On Feb. 22, 1980, a group of ragtag American hockey players shocked the Soviets in a game that transcended the boundaries of traditional sports. Thirty years later, the impact and importance of the “Miracle on Ice” still merits evaluation.
The Americans beat a Soviet team loaded with world-class talent. At the time, NHL players did not participate in the Olympics, so the Americans’ medal chances were left in the hands of a group of young, inexperienced collegiate players – captained by 25-year-old Mike Eruzione.
From a purely sports-oriented viewpoint, the United States’ 4-3 victory was stunning. Earlier that season the Soviet team beat the NHL all-Star team 6-0. Just before the start of the Olympics, the Soviets beat the U.S. 10-3 in an exhibition game at Madison Square Garden. The Red Army’s run of dominance leading up to the 1980 games was lengthy and thorough. The Soviets had won every gold medal with the exception of one since 1956.
Despite the pure thrill of a stunning upset, the impact of the “Miracle on Ice” was political not athletic.
The U.S. and the Soviet Union were caught in a Cold War stalemate that had been stewing for more than three decades – and tensions were rising between the two superpowers.
President Jimmy Carter was considering an eventual boycott of the 1980 Summer Olympics and the early 1980s were dubbed the “Second Cold War” because of the intensifying hostility between the two countries. The increasing power of the Soviet Army was also causing concerns in Washington. In Iran, a group of Americans was being held hostage.
Americans needed something to believe in, something to cheer for – someone to believe in. The U.S. victory over the Soviet Union gave Americans exactly what they needed.
Tensions in our world remain high today. And while two world superpowers don’t appear to be a button’s push away from calamity, the Olympics again have the entire world on the same stage.
It is, however, naïve to believe that total good will reigns at the Olympics. The Iranian team has not competed head-to-head against Israel in more than 30 years. When the chance for head-to-head competition arises, something always seems to come up.

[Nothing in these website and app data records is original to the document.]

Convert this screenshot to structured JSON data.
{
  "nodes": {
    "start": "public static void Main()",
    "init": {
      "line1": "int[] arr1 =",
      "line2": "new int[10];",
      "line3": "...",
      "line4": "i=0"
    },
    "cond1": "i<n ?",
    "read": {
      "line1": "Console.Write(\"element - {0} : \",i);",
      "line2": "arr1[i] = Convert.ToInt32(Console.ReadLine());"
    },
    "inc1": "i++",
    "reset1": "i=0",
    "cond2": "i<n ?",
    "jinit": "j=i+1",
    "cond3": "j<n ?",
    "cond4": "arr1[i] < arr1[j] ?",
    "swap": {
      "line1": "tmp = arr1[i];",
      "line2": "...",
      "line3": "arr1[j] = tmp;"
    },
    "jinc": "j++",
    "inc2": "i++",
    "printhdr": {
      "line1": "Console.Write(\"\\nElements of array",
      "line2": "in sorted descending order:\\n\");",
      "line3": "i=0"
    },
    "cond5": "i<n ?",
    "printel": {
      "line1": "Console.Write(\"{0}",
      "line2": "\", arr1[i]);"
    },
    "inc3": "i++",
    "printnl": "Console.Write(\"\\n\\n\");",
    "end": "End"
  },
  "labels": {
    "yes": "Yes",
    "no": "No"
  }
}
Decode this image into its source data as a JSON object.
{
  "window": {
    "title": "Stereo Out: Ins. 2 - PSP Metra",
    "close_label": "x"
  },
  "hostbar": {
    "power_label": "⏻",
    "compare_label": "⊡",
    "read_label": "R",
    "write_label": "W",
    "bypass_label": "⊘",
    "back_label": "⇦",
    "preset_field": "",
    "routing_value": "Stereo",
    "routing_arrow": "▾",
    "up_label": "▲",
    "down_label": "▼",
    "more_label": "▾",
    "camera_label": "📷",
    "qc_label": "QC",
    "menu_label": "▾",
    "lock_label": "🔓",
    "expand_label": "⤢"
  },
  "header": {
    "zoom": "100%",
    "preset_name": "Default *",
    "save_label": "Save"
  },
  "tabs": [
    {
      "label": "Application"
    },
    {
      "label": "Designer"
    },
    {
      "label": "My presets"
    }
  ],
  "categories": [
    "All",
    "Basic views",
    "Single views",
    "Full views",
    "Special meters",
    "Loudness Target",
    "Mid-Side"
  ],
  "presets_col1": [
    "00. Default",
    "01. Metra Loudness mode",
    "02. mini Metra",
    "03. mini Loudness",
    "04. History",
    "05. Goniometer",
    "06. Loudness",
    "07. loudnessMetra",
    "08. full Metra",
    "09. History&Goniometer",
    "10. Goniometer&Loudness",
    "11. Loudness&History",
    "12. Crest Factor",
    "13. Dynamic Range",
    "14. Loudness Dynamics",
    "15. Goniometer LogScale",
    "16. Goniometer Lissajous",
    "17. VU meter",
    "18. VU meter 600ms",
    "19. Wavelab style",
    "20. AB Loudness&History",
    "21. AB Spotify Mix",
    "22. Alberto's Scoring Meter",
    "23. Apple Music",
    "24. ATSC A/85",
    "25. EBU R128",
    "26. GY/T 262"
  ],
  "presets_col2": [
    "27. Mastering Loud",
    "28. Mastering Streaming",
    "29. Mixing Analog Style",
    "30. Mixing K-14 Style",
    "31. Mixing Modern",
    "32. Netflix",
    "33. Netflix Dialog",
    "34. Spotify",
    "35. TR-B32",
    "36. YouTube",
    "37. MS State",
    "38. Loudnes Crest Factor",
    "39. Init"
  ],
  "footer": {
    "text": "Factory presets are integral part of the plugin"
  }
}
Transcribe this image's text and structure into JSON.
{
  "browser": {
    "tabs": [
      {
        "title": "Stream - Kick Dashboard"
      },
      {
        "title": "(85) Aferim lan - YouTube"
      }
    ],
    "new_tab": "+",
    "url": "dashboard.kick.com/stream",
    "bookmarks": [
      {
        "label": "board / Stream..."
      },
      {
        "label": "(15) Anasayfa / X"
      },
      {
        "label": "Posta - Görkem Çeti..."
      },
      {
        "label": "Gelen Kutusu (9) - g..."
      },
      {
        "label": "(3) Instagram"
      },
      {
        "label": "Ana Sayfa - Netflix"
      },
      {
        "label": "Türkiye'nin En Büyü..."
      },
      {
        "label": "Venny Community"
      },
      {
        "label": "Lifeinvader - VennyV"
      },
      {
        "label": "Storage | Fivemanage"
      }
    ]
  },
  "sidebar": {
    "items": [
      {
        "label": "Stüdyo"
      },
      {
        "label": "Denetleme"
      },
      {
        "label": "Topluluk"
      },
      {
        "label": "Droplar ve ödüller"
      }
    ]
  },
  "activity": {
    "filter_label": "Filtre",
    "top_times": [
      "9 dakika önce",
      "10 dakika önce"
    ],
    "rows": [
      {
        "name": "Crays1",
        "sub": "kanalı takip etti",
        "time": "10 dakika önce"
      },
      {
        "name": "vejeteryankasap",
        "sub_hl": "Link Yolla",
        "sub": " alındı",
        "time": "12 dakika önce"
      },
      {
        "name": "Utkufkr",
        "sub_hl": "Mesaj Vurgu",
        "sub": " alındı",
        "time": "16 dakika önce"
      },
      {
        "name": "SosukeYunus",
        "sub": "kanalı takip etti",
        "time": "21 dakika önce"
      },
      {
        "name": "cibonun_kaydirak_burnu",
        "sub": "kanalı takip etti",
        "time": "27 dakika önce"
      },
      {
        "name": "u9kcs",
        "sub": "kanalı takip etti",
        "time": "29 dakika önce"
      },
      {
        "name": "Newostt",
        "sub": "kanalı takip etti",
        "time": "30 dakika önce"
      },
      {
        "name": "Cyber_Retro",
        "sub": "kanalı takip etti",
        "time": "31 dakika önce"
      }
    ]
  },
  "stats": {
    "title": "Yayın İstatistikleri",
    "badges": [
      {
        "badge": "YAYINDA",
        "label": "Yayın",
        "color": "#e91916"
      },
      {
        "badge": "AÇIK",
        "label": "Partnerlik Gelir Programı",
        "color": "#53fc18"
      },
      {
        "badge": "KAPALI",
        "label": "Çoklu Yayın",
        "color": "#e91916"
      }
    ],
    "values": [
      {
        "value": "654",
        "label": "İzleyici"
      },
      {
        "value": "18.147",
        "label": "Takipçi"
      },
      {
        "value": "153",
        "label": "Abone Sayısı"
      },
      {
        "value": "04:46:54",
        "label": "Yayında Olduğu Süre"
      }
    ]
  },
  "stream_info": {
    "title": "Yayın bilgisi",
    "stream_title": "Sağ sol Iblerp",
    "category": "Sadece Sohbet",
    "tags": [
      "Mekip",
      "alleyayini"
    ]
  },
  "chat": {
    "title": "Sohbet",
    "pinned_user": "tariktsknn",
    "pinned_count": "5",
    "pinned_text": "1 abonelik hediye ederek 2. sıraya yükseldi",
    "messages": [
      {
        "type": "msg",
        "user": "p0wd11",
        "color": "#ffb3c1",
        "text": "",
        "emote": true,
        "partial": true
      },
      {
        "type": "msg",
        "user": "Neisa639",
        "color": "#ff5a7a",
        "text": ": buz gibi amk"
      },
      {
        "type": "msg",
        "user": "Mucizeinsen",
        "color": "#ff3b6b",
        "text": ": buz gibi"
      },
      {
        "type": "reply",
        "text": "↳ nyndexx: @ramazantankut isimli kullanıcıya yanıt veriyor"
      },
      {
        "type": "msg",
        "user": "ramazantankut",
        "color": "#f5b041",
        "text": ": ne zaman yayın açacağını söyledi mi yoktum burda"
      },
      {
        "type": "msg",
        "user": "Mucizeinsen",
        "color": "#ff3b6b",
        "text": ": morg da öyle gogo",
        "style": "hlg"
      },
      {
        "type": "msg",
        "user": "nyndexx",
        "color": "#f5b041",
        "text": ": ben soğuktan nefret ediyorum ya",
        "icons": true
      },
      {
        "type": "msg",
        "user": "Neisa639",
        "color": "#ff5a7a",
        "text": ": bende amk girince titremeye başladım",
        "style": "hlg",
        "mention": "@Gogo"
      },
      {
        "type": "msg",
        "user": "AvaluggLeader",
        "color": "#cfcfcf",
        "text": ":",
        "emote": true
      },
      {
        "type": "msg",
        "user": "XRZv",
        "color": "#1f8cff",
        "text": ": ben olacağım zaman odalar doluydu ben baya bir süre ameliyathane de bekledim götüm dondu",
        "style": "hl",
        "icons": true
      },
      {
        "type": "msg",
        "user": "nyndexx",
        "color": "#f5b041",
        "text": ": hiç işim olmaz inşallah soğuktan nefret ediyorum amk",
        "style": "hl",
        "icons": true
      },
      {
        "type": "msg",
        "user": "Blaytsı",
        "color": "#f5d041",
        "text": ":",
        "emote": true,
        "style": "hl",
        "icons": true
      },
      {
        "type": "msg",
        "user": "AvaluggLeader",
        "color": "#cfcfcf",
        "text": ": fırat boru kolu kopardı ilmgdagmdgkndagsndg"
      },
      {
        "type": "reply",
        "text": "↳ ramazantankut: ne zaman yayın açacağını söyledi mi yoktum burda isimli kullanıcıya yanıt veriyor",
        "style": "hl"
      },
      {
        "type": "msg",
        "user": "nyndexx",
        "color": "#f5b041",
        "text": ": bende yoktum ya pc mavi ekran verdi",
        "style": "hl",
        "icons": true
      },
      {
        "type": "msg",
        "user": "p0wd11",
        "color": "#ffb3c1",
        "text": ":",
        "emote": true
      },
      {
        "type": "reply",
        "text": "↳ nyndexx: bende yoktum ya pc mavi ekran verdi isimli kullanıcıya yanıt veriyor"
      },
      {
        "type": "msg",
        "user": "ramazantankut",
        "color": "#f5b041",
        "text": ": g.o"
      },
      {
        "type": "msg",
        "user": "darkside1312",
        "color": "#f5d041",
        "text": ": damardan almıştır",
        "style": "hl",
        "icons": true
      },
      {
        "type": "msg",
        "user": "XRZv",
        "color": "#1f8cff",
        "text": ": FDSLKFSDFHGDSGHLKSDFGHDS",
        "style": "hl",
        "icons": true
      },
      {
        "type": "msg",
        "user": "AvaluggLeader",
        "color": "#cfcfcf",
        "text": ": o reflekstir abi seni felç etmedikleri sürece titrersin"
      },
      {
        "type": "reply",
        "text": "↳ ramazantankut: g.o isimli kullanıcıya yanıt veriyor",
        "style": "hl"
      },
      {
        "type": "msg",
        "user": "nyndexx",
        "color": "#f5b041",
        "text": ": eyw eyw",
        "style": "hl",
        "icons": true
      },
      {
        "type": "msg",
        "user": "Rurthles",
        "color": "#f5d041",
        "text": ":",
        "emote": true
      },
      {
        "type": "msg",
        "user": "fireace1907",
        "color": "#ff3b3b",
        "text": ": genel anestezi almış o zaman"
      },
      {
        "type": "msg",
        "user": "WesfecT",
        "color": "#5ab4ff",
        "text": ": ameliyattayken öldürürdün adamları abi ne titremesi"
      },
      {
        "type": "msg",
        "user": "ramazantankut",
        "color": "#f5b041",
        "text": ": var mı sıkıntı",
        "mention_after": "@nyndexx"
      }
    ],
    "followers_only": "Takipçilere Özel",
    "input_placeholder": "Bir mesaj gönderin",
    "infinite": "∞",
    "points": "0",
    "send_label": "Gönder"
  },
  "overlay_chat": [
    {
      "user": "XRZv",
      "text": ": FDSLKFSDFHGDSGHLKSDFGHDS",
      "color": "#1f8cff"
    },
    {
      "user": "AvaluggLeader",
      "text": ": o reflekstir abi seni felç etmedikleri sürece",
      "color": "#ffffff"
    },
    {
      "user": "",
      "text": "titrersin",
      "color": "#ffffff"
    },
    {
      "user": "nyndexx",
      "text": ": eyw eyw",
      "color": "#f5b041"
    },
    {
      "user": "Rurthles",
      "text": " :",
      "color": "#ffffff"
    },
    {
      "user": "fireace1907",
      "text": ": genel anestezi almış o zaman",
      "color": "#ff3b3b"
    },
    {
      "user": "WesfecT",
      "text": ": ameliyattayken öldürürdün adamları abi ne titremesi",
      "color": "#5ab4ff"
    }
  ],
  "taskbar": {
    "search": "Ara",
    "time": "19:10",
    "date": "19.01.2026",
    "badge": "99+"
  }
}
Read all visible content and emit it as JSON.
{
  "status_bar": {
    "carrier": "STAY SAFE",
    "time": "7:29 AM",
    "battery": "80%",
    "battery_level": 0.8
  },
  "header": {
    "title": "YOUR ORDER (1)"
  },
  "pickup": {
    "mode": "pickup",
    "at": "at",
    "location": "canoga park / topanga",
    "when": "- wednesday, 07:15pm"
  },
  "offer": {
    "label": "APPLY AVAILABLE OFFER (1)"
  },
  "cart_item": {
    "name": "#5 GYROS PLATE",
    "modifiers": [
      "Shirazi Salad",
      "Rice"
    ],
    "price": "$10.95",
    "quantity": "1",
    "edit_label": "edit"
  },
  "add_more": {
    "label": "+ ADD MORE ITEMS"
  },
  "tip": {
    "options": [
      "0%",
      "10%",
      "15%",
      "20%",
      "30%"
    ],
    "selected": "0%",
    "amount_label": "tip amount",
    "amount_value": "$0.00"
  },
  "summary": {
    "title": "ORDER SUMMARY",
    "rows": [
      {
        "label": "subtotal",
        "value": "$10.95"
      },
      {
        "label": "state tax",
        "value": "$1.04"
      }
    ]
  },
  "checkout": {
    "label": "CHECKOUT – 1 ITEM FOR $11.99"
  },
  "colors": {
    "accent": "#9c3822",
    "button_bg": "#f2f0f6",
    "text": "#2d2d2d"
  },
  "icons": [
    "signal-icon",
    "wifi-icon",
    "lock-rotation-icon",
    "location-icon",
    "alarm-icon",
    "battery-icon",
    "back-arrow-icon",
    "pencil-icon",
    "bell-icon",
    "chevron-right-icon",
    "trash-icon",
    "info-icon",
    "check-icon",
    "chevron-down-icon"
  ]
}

At the 2004 games, Iranian Arash Miresmaeil showed up overweight for his weigh-in against an Israeli judo competitor. In 2008, swimmer Mohammad Alirezaei called in sick when he was supposed to race against Israeli Tom Beeri. And while there is no way to prove these acts were intentional, the implications are huge.
The Olympics do not create world peace. The Olympics do not make neighbor love neighbor. The Olympics do, however, present an opportunity for us to recognize our humanity. Every two years, the world gathers together and for a few short weeks compete as humans – and equals.
The “Miracle on Ice” did not end the Cold War; it didn’t even improve relations between the giants. But 30 years later, the story still reminds us two countries in conflict can compete on the same stage – a reminder of our humanity and the interconnectedness of this place we call home.